Repeat each record below exactly as it is written.

------ RECORDS FOR THIS EXERCISE

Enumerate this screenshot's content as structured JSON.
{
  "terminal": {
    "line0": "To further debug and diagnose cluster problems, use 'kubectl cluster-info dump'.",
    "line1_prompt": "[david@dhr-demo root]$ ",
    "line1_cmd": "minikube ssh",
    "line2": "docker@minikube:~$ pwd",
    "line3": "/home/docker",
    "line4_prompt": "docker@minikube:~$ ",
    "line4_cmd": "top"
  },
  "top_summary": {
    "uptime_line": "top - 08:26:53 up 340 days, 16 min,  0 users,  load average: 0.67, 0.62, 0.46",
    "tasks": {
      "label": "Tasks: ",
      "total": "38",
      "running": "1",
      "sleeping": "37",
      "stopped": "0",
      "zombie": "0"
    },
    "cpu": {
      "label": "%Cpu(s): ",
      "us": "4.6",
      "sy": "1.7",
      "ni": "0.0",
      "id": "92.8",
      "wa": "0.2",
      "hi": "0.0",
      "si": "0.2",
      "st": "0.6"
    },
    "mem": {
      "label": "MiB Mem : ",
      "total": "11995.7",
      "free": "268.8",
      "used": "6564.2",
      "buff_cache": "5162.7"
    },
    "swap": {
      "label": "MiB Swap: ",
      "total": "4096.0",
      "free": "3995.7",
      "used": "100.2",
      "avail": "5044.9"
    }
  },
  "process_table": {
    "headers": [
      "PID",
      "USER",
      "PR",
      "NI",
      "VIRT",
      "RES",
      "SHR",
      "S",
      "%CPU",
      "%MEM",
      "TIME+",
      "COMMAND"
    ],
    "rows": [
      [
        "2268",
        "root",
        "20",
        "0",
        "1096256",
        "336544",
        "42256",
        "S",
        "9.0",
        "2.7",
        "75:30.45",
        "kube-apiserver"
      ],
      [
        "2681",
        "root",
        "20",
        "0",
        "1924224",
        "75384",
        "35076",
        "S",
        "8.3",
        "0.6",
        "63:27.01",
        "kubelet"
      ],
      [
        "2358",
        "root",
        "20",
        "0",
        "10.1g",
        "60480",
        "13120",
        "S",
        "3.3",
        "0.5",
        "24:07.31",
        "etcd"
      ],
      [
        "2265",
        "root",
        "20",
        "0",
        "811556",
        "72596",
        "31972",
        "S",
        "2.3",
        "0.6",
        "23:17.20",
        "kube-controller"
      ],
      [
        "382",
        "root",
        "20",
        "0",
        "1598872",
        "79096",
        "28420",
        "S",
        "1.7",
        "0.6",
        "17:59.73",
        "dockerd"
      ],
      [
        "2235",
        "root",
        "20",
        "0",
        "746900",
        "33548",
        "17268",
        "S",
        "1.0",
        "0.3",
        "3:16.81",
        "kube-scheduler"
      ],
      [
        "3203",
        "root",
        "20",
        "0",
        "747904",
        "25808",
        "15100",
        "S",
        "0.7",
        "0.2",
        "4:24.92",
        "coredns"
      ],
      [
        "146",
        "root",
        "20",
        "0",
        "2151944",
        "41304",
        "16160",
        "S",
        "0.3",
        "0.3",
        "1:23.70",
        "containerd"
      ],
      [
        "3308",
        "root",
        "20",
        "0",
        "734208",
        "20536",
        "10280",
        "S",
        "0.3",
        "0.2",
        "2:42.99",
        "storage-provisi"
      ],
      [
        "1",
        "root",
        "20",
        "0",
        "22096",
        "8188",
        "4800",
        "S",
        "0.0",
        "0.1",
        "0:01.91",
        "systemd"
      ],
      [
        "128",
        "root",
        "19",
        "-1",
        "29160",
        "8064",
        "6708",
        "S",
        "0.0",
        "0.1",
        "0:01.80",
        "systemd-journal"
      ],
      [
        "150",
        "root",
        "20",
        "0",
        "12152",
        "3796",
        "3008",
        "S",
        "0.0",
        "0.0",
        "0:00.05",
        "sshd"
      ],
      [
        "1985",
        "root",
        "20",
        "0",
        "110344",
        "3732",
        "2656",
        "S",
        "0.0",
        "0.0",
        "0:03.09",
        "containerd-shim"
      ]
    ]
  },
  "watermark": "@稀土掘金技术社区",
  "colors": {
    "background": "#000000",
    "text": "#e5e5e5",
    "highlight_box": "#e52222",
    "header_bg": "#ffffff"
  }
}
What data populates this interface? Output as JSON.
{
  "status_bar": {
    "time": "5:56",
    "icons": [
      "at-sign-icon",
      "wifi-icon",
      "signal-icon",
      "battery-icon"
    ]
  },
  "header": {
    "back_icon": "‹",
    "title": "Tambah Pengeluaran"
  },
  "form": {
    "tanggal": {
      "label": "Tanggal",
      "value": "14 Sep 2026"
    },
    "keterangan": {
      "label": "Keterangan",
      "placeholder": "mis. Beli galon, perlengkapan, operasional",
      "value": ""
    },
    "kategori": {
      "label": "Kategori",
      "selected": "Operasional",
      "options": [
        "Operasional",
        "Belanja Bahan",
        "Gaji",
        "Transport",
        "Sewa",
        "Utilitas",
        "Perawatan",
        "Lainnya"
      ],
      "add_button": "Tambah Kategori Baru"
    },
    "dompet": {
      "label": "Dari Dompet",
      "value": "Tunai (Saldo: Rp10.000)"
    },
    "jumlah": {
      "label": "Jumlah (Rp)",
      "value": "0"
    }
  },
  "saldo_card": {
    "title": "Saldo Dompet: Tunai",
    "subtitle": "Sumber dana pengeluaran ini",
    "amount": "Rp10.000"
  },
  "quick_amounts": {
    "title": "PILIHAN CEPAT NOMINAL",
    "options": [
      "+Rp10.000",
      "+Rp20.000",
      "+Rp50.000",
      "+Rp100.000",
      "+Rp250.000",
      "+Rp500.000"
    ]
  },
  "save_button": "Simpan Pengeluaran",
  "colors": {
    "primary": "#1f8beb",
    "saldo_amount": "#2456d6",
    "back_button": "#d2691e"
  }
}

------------

▶ [WRITTEN SOLUTION]:
Enumerate this screenshot's content as structured JSON.
{
  "terminal": {
    "line0": "To further debug and diagnose cluster problems, use 'kubectl cluster-info dump'.",
    "line1_prompt": "[david@dhr-demo root]$ ",
    "line1_cmd": "minikube ssh",
    "line2": "docker@minikube:~$ pwd",
    "line3": "/home/docker",
    "line4_prompt": "docker@minikube:~$ ",
    "line4_cmd": "top"
  },
  "top_summary": {
    "uptime_line": "top - 08:26:53 up 340 days, 16 min,  0 users,  load average: 0.67, 0.62, 0.46",
    "tasks": {
      "label": "Tasks: ",
      "total": "38",
      "running": "1",
      "sleeping": "37",
      "stopped": "0",
      "zombie": "0"
    },
    "cpu": {
      "label": "%Cpu(s): ",
      "us": "4.6",
      "sy": "1.7",
      "ni": "0.0",
      "id": "92.8",
      "wa": "0.2",
      "hi": "0.0",
      "si": "0.2",
      "st": "0.6"
    },
    "mem": {
      "label": "MiB Mem : ",
      "total": "11995.7",
      "free": "268.8",
      "used": "6564.2",
      "buff_cache": "5162.7"
    },
    "swap": {
      "label": "MiB Swap: ",
      "total": "4096.0",
      "free": "3995.7",
      "used": "100.2",
      "avail": "5044.9"
    }
  },
  "process_table": {
    "headers": [
      "PID",
      "USER",
      "PR",
      "NI",
      "VIRT",
      "RES",
      "SHR",
      "S",
      "%CPU",
      "%MEM",
      "TIME+",
      "COMMAND"
    ],
    "rows": [
      [
        "2268",
        "root",
        "20",
        "0",
        "1096256",
        "336544",
        "42256",
        "S",
        "9.0",
        "2.7",
        "75:30.45",
        "kube-apiserver"
      ],
      [
        "2681",
        "root",
        "20",
        "0",
        "1924224",
        "75384",
        "35076",
        "S",
        "8.3",
        "0.6",
        "63:27.01",
        "kubelet"
      ],
      [
        "2358",
        "root",
        "20",
        "0",
        "10.1g",
        "60480",
        "13120",
        "S",
        "3.3",
        "0.5",
        "24:07.31",
        "etcd"
      ],
      [
        "2265",
        "root",
        "20",
        "0",
        "811556",
        "72596",
        "31972",
        "S",
        "2.3",
        "0.6",
        "23:17.20",
        "kube-controller"
      ],
      [
        "382",
        "root",
        "20",
        "0",
        "1598872",
        "79096",
        "28420",
        "S",
        "1.7",
        "0.6",
        "17:59.73",
        "dockerd"
      ],
      [
        "2235",
        "root",
        "20",
        "0",
        "746900",
        "33548",
        "17268",
        "S",
        "1.0",
        "0.3",
        "3:16.81",
        "kube-scheduler"
      ],
      [
        "3203",
        "root",
        "20",
        "0",
        "747904",
        "25808",
        "15100",
        "S",
        "0.7",
        "0.2",
        "4:24.92",
        "coredns"
      ],
      [
        "146",
        "root",
        "20",
        "0",
        "2151944",
        "41304",
        "16160",
        "S",
        "0.3",
        "0.3",
        "1:23.70",
        "containerd"
      ],
      [
        "3308",
        "root",
        "20",
        "0",
        "734208",
        "20536",
        "10280",
        "S",
        "0.3",
        "0.2",
        "2:42.99",
        "storage-provisi"
      ],
      [
        "1",
        "root",
        "20",
        "0",
        "22096",
        "8188",
        "4800",
        "S",
        "0.0",
        "0.1",
        "0:01.91",
        "systemd"
      ],
      [
        "128",
        "root",
        "19",
        "-1",
        "29160",
        "8064",
        "6708",
        "S",
        "0.0",
        "0.1",
        "0:01.80",
        "systemd-journal"
      ],
      [
        "150",
        "root",
        "20",
        "0",
        "12152",
        "3796",
        "3008",
        "S",
        "0.0",
        "0.0",
        "0:00.05",
        "sshd"
      ],
      [
        "1985",
        "root",
        "20",
        "0",
        "110344",
        "3732",
        "2656",
        "S",
        "0.0",
        "0.0",
        "0:03.09",
        "containerd-shim"
      ]
    ]
  },
  "watermark": "@稀土掘金技术社区",
  "colors": {
    "background": "#000000",
    "text": "#e5e5e5",
    "highlight_box": "#e52222",
    "header_bg": "#ffffff"
  }
}
What data populates this interface? Output as JSON.
{
  "status_bar": {
    "time": "5:56",
    "icons": [
      "at-sign-icon",
      "wifi-icon",
      "signal-icon",
      "battery-icon"
    ]
  },
  "header": {
    "back_icon": "‹",
    "title": "Tambah Pengeluaran"
  },
  "form": {
    "tanggal": {
      "label": "Tanggal",
      "value": "14 Sep 2026"
    },
    "keterangan": {
      "label": "Keterangan",
      "placeholder": "mis. Beli galon, perlengkapan, operasional",
      "value": ""
    },
    "kategori": {
      "label": "Kategori",
      "selected": "Operasional",
      "options": [
        "Operasional",
        "Belanja Bahan",
        "Gaji",
        "Transport",
        "Sewa",
        "Utilitas",
        "Perawatan",
        "Lainnya"
      ],
      "add_button": "Tambah Kategori Baru"
    },
    "dompet": {
      "label": "Dari Dompet",
      "value": "Tunai (Saldo: Rp10.000)"
    },
    "jumlah": {
      "label": "Jumlah (Rp)",
      "value": "0"
    }
  },
  "saldo_card": {
    "title": "Saldo Dompet: Tunai",
    "subtitle": "Sumber dana pengeluaran ini",
    "amount": "Rp10.000"
  },
  "quick_amounts": {
    "title": "PILIHAN CEPAT NOMINAL",
    "options": [
      "+Rp10.000",
      "+Rp20.000",
      "+Rp50.000",
      "+Rp100.000",
      "+Rp250.000",
      "+Rp500.000"
    ]
  },
  "save_button": "Simpan Pengeluaran",
  "colors": {
    "primary": "#1f8beb",
    "saldo_amount": "#2456d6",
    "back_button": "#d2691e"
  }
}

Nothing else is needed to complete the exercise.